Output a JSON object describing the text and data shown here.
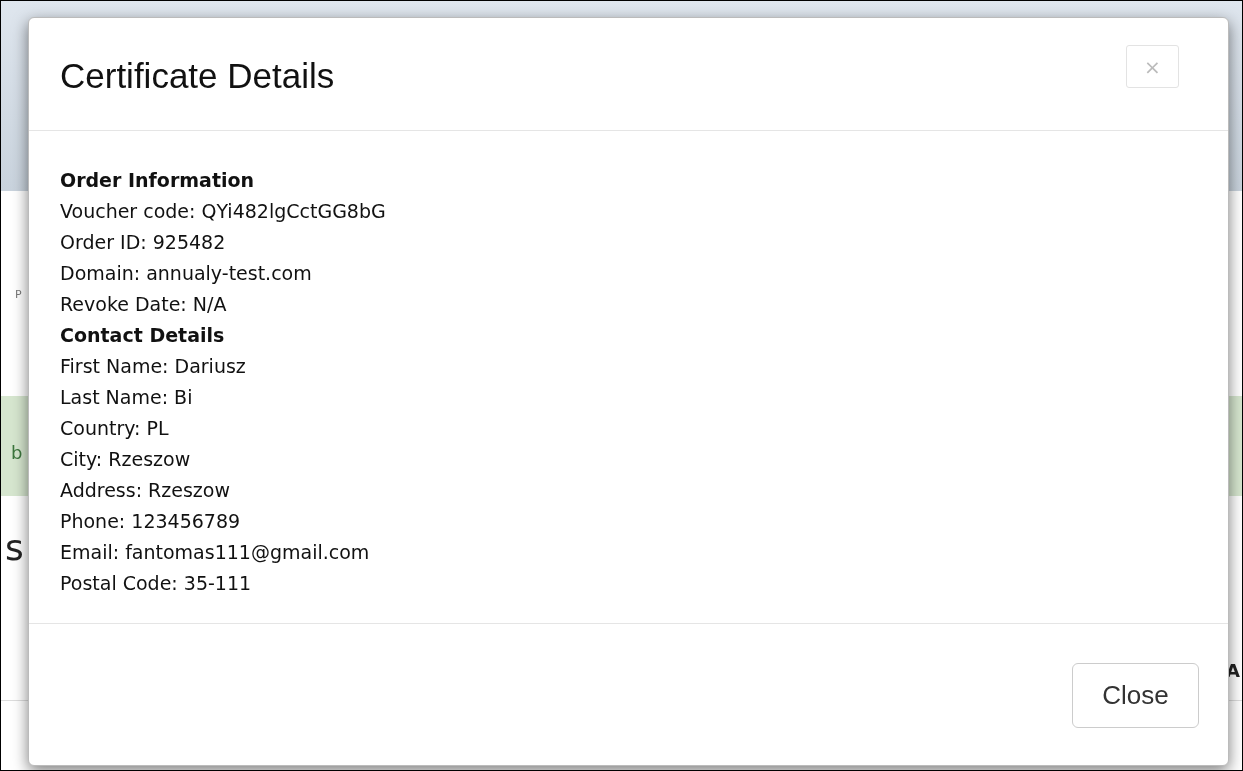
{
  "background": {
    "fragments": [
      {
        "text": "P",
        "kind": "tab"
      },
      {
        "text": "b",
        "kind": "alert"
      },
      {
        "text": "s",
        "kind": "heading"
      },
      {
        "text": "A",
        "kind": "column"
      }
    ]
  },
  "dialog": {
    "title": "Certificate Details",
    "close_icon": "×",
    "sections": [
      {
        "heading": "Order Information",
        "lines": [
          "Voucher code: QYi482lgCctGG8bG",
          "Order ID: 925482",
          "Domain: annualy-test.com",
          "Revoke Date: N/A"
        ]
      },
      {
        "heading": "Contact Details",
        "lines": [
          "First Name: Dariusz",
          "Last Name: Bi",
          "Country: PL",
          "City: Rzeszow",
          "Address: Rzeszow",
          "Phone: 123456789",
          "Email: fantomas111@gmail.com",
          "Postal Code: 35-111"
        ]
      }
    ],
    "buttons": [
      "Close"
    ]
  }
}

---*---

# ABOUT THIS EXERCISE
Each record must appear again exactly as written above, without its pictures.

# RESULT OF THIS EXERCISE
Output a JSON object describing the text and data shown here.
{
  "background": {
    "fragments": [
      {
        "text": "P",
        "kind": "tab"
      },
      {
        "text": "b",
        "kind": "alert"
      },
      {
        "text": "s",
        "kind": "heading"
      },
      {
        "text": "A",
        "kind": "column"
      }
    ]
  },
  "dialog": {
    "title": "Certificate Details",
    "close_icon": "×",
    "sections": [
      {
        "heading": "Order Information",
        "lines": [
          "Voucher code: QYi482lgCctGG8bG",
          "Order ID: 925482",
          "Domain: annualy-test.com",
          "Revoke Date: N/A"
        ]
      },
      {
        "heading": "Contact Details",
        "lines": [
          "First Name: Dariusz",
          "Last Name: Bi",
          "Country: PL",
          "City: Rzeszow",
          "Address: Rzeszow",
          "Phone: 123456789",
          "Email: fantomas111@gmail.com",
          "Postal Code: 35-111"
        ]
      }
    ],
    "buttons": [
      "Close"
    ]
  }
}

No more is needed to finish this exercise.